In addition to these particular measures, we are issuing a broader cultural call: to restore trust.
We are calling for people to trust more to their own judgement and what they know about people, and less to distorted and suspicious ‘requirements’.
We are currently seeing the distortion of relations and conduct in organisations working with children. Safeguarding rules have come to affect every aspect of volunteers’ work and relations with others. In a small recent example, Scout leaders on a Facebook group discussed whether they could walk their son and a friend to cubs, because this would entail them being ‘alone’ with the two boys for 10 minutes before others arrived. One man said that ‘I have stopped walking them now’ because of ‘the 5 min walk along main roads I was only adult/ leader with two cubs’. His partner now brings the two boys along later in order to avoid a ‘one-on-one’ situation with a Scout leader.
These decisions are being made, not because of the real presence of risk, or actual suspicion about somebody, but because of the need to comply with procedures which treat everybody with a default suspicion. In the process, it is the ordinary human relation which is being contaminated.
The mother helping out on her child’s school trip is not a paedophile: everybody knows this. That systems demand that she be treated as such – that there is such a ritualisation of the ‘guilty until proven innocent’ assumption – suggests a warping of our assessments of risk and our judgements about each other.
(1) Data for 2002-2011 from FOI response, 17 April 2012; data for 2012-14 from FOI response, 26 February 2014; data for 2014-15 published on the DBS website
(2) DBS FOI response to the Manifesto Club, 6 August 2015
(3) Telephone interview

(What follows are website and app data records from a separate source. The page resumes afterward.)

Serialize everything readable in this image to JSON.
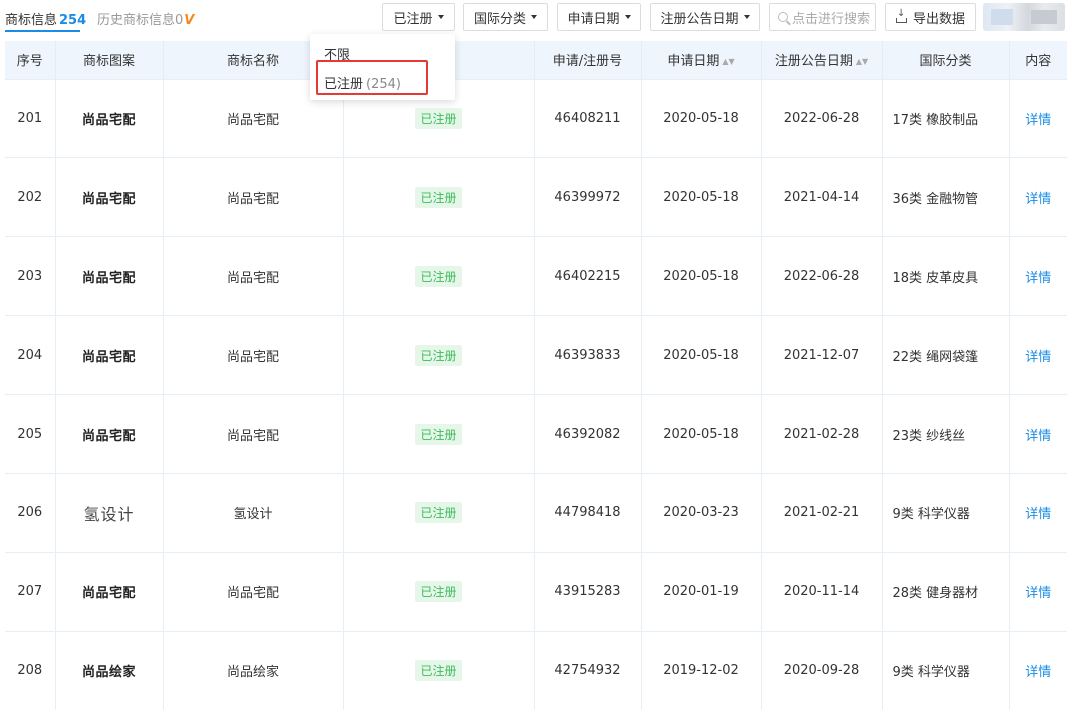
{
  "tabs": {
    "active_label": "商标信息",
    "active_count": "254",
    "history_label": "历史商标信息0",
    "vip_label": "V"
  },
  "toolbar": {
    "status_filter": "已注册",
    "class_filter": "国际分类",
    "apply_date_filter": "申请日期",
    "pub_date_filter": "注册公告日期",
    "search_placeholder": "点击进行搜索",
    "export_label": "导出数据"
  },
  "status_dropdown": {
    "options": [
      {
        "label": "不限",
        "count": ""
      },
      {
        "label": "已注册",
        "count": "(254)"
      }
    ]
  },
  "table": {
    "columns": [
      "序号",
      "商标图案",
      "商标名称",
      "状态",
      "申请/注册号",
      "申请日期",
      "注册公告日期",
      "国际分类",
      "内容"
    ],
    "status_col_visible": "态",
    "rows": [
      {
        "index": "201",
        "logo": "尚品宅配",
        "name": "尚品宅配",
        "status": "已注册",
        "reg_no": "46408211",
        "apply_date": "2020-05-18",
        "pub_date": "2022-06-28",
        "class": "17类 橡胶制品",
        "action": "详情"
      },
      {
        "index": "202",
        "logo": "尚品宅配",
        "name": "尚品宅配",
        "status": "已注册",
        "reg_no": "46399972",
        "apply_date": "2020-05-18",
        "pub_date": "2021-04-14",
        "class": "36类 金融物管",
        "action": "详情"
      },
      {
        "index": "203",
        "logo": "尚品宅配",
        "name": "尚品宅配",
        "status": "已注册",
        "reg_no": "46402215",
        "apply_date": "2020-05-18",
        "pub_date": "2022-06-28",
        "class": "18类 皮革皮具",
        "action": "详情"
      },
      {
        "index": "204",
        "logo": "尚品宅配",
        "name": "尚品宅配",
        "status": "已注册",
        "reg_no": "46393833",
        "apply_date": "2020-05-18",
        "pub_date": "2021-12-07",
        "class": "22类 绳网袋篷",
        "action": "详情"
      },
      {
        "index": "205",
        "logo": "尚品宅配",
        "name": "尚品宅配",
        "status": "已注册",
        "reg_no": "46392082",
        "apply_date": "2020-05-18",
        "pub_date": "2021-02-28",
        "class": "23类 纱线丝",
        "action": "详情"
      },
      {
        "index": "206",
        "logo": "氢设计",
        "name": "氢设计",
        "status": "已注册",
        "reg_no": "44798418",
        "apply_date": "2020-03-23",
        "pub_date": "2021-02-21",
        "class": "9类 科学仪器",
        "action": "详情"
      },
      {
        "index": "207",
        "logo": "尚品宅配",
        "name": "尚品宅配",
        "status": "已注册",
        "reg_no": "43915283",
        "apply_date": "2020-01-19",
        "pub_date": "2020-11-14",
        "class": "28类 健身器材",
        "action": "详情"
      },
      {
        "index": "208",
        "logo": "尚品绘家",
        "name": "尚品绘家",
        "status": "已注册",
        "reg_no": "42754932",
        "apply_date": "2019-12-02",
        "pub_date": "2020-09-28",
        "class": "9类 科学仪器",
        "action": "详情"
      }
    ]
  }
}
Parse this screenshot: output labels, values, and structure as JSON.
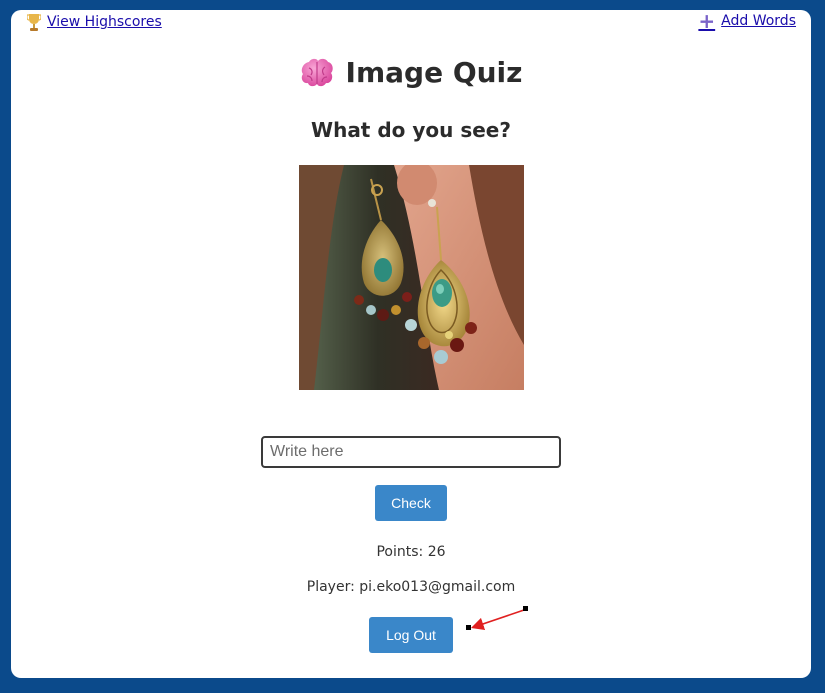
{
  "header": {
    "highscores_label": "View Highscores",
    "add_words_label": "Add Words"
  },
  "quiz": {
    "title": "Image Quiz",
    "question": "What do you see?",
    "answer_placeholder": "Write here",
    "answer_value": "",
    "check_label": "Check"
  },
  "status": {
    "points": "Points: 26",
    "player": "Player: pi.eko013@gmail.com"
  },
  "actions": {
    "logout_label": "Log Out"
  },
  "icons": {
    "highscores": "trophy-icon",
    "add_words": "plus-icon",
    "title": "brain-icon"
  },
  "colors": {
    "background": "#0b4a8b",
    "button": "#3a87c9",
    "link": "#1a0dab",
    "annotation": "#e02020"
  }
}
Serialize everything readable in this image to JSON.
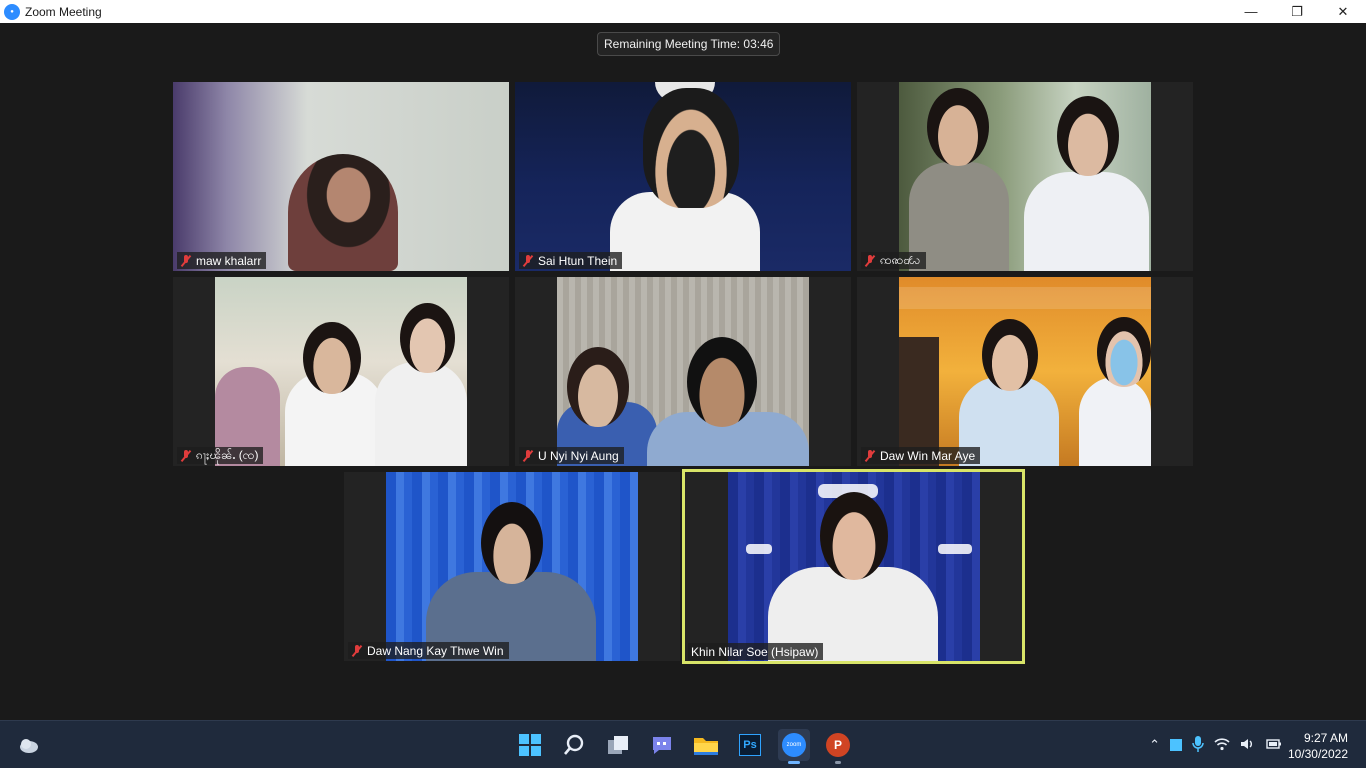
{
  "window": {
    "title": "Zoom Meeting",
    "minimize": "—",
    "restore": "❐",
    "close": "✕"
  },
  "meeting": {
    "remaining_time": "Remaining Meeting Time: 03:46"
  },
  "participants": [
    {
      "name": "maw khalarr",
      "muted": true
    },
    {
      "name": "Sai Htun Thein",
      "muted": true
    },
    {
      "name": "ꩡꩣ꩸ꩬ",
      "muted": true
    },
    {
      "name": "ၵႃႈၽိုၼ်ႉ (ၸ)",
      "muted": true
    },
    {
      "name": "U Nyi Nyi Aung",
      "muted": true
    },
    {
      "name": "Daw Win Mar Aye",
      "muted": true
    },
    {
      "name": "Daw Nang Kay Thwe Win",
      "muted": true
    },
    {
      "name": "Khin Nilar Soe (Hsipaw)",
      "muted": false
    }
  ],
  "taskbar": {
    "apps": [
      {
        "name": "start-icon"
      },
      {
        "name": "search-icon"
      },
      {
        "name": "task-view-icon"
      },
      {
        "name": "chat-icon"
      },
      {
        "name": "file-explorer-icon"
      },
      {
        "name": "photoshop-icon",
        "label": "Ps"
      },
      {
        "name": "zoom-icon",
        "label": "zoom"
      },
      {
        "name": "powerpoint-icon",
        "label": "P"
      }
    ],
    "time": "9:27 AM",
    "date": "10/30/2022"
  },
  "colors": {
    "active_speaker_border": "#d8e468",
    "muted_mic": "#e03c3c",
    "zoom_blue": "#2d8cff"
  }
}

(4) Costs for 2014-15 obtained from DBS FOI response to the Manifesto Club, 6 August 2015. Costs for other years obtained from FOI requests documented in ‘Checking Up’, Josie Appleton, Civitas (2013).